A device used to read and data encoded on a bar code and correlate it with the proper information stored in a computer. Bar codes and bar-code scanners are used in a variety of industrial, commercial, and consumer applications, but the most familiar bar code is the Universal Product Code symbol found on just about every retail item someone is likely to purchase. (See Bar Code: Universal Product Code.)
Despite the wide variety of standardized bar codes in existence, all bar-code scanners essentially work according to the same principle: light—generated either by a laser, an LED, a lamp, or other source of illumination—is directed at the printed bar code, and reflected light is transferred back into the scanner optics, and the intensity of the reflected light is converted to an electrical signal. Since a bar code consists of alternating light and dark bars of varying thickness, the intensity of the light fluctuates as the light source moves across the bar code. Consequently, the electrical signal oscillates. These oscillations can be converted to digital information, as a microprocessor measures the duration of each electrical signal oscillation. The pattern of oscillations can then be correlated to the information stored in the computer. Although this principle underlies all types of bar-code scanners, they each differ in the means by which they scan the bar code.
'Hand-Held Scanners'. Hand-held bar-code scanners contain the light source and optics in a small, pen-like housing, which can be moved over the bar code at a constant speed. (These are often found in some retail stores, or are carried by shippers such as Federal Express.) The advantages to these devices are their portability and their low cost. A disadvantage is that unlike with larger scanners, there is a limited number of orientations which are readable to the device.
'Fixed-Beam Scanners'. These devices are larger than the held-held models (although there are smaller "pistol" configurations which are used in some stores) and use a non-moving beam of light to illuminate a large area in which the bar code to be read is placed. The code is focused into the device's optics, and the bars decoded.

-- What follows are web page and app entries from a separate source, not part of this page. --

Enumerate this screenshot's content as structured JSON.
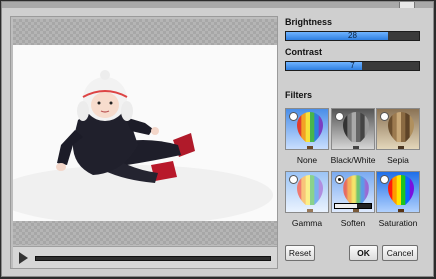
{
  "adjustments": {
    "brightness": {
      "label": "Brightness",
      "value": 28,
      "fill_percent": 77
    },
    "contrast": {
      "label": "Contrast",
      "value": 7,
      "fill_percent": 57
    }
  },
  "filters": {
    "label": "Filters",
    "selected": "Soften",
    "items": [
      {
        "label": "None",
        "style": "color"
      },
      {
        "label": "Black/White",
        "style": "grayscale"
      },
      {
        "label": "Sepia",
        "style": "sepia"
      },
      {
        "label": "Gamma",
        "style": "light"
      },
      {
        "label": "Soften",
        "style": "soft"
      },
      {
        "label": "Saturation",
        "style": "saturated"
      }
    ],
    "soften_level": 0.6
  },
  "player": {
    "progress": 0
  },
  "buttons": {
    "reset": "Reset",
    "ok": "OK",
    "cancel": "Cancel"
  },
  "icons": {
    "play": "play-icon"
  },
  "colors": {
    "slider_fill": "#2f7fe0",
    "panel_bg": "#cfcfcf"
  }
}
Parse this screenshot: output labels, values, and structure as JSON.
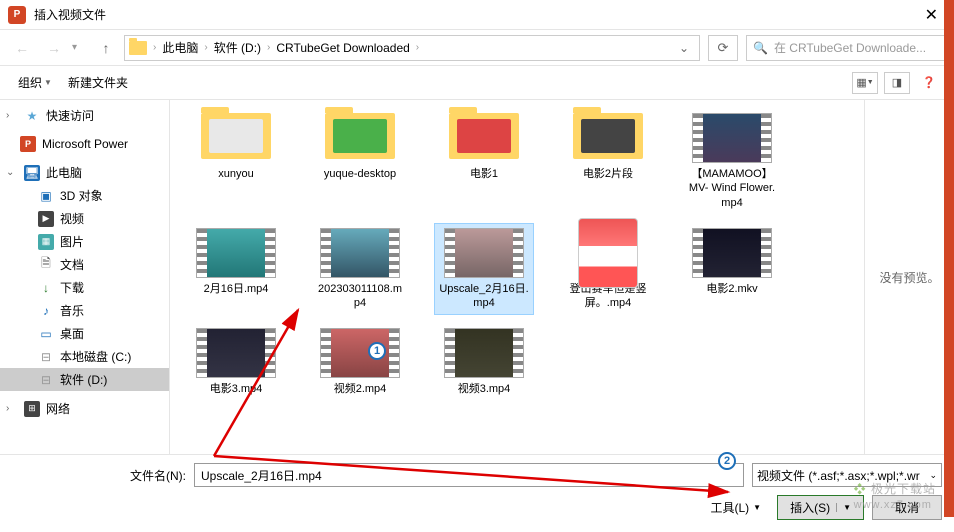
{
  "titlebar": {
    "app_badge": "P",
    "title": "插入视频文件"
  },
  "nav": {
    "crumbs": [
      "此电脑",
      "软件 (D:)",
      "CRTubeGet Downloaded"
    ],
    "search_placeholder": "在 CRTubeGet Downloade..."
  },
  "toolbar": {
    "organize": "组织",
    "new_folder": "新建文件夹"
  },
  "sidebar": {
    "quick": "快速访问",
    "powerpoint": "Microsoft Power",
    "thispc": "此电脑",
    "items": [
      "3D 对象",
      "视频",
      "图片",
      "文档",
      "下载",
      "音乐",
      "桌面",
      "本地磁盘 (C:)",
      "软件 (D:)"
    ],
    "network": "网络"
  },
  "files": [
    {
      "name": "xunyou",
      "type": "folder",
      "color": "#e8e8e8"
    },
    {
      "name": "yuque-desktop",
      "type": "folder",
      "color": "#4ab04a"
    },
    {
      "name": "电影1",
      "type": "folder",
      "color": "#d44"
    },
    {
      "name": "电影2片段",
      "type": "folder",
      "color": "#444"
    },
    {
      "name": "【MAMAMOO】MV- Wind Flower.mp4",
      "type": "video",
      "bg": "linear-gradient(#2a4a6a,#4a3a5a)"
    },
    {
      "name": "2月16日.mp4",
      "type": "video",
      "bg": "linear-gradient(#4aa,#277)"
    },
    {
      "name": "202303011108.mp4",
      "type": "video",
      "bg": "linear-gradient(#6ab,#356)"
    },
    {
      "name": "Upscale_2月16日.mp4",
      "type": "video",
      "bg": "linear-gradient(#b99,#766)",
      "selected": true
    },
    {
      "name": "登山赛车但是竖屏。.mp4",
      "type": "app"
    },
    {
      "name": "电影2.mkv",
      "type": "video",
      "bg": "linear-gradient(#112,#223)"
    },
    {
      "name": "电影3.mp4",
      "type": "video",
      "bg": "linear-gradient(#223,#334)"
    },
    {
      "name": "视频2.mp4",
      "type": "video",
      "bg": "linear-gradient(#c66,#844)"
    },
    {
      "name": "视频3.mp4",
      "type": "video",
      "bg": "linear-gradient(#332,#443)"
    }
  ],
  "preview": {
    "none": "没有预览。"
  },
  "footer": {
    "filename_label": "文件名(N):",
    "filename_value": "Upscale_2月16日.mp4",
    "filetype": "视频文件 (*.asf;*.asx;*.wpl;*.wr",
    "tools": "工具(L)",
    "insert": "插入(S)",
    "cancel": "取消"
  },
  "badges": {
    "b1": "1",
    "b2": "2"
  },
  "watermark": {
    "t1": "极光下载站",
    "t2": "www.xz7.com"
  }
}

As a result of the optical configuration and the fixed beam, the distance between the device and the bar code needs to be very small, and there is little variation in orientation of the bar code allowable.
'Moving-Beam Scanners'. These are the devices most often found in supermarkets and other large retail outlets. The device moves the light beam back and forth in either a straight line, or in an X-shaped or star-shaped pattern. The advantage to the moving beam is that the bar code can be read regardless of the orientation it is in; backwards, forwards, upside-down, at an angle, etc. So long as the code faces the scanner, it can be read. In fact, in some newer holographic systems the bar code can be read even if it does not directly face the scanner; a three-dimensional scanning pattern is used to read a bar code on the side of a package. These latter devices are quite expensive, however.
'Video-Image Scanners'. A less costly alternative to moving-beam scanners is a video-image scanner, which uses a device analogous to a video camera (or, in other words, a linear photodiode array) to capture a video signal of the bar code to be read, which can then be decoded.
Bar-code scanners are also known as bar-code readers.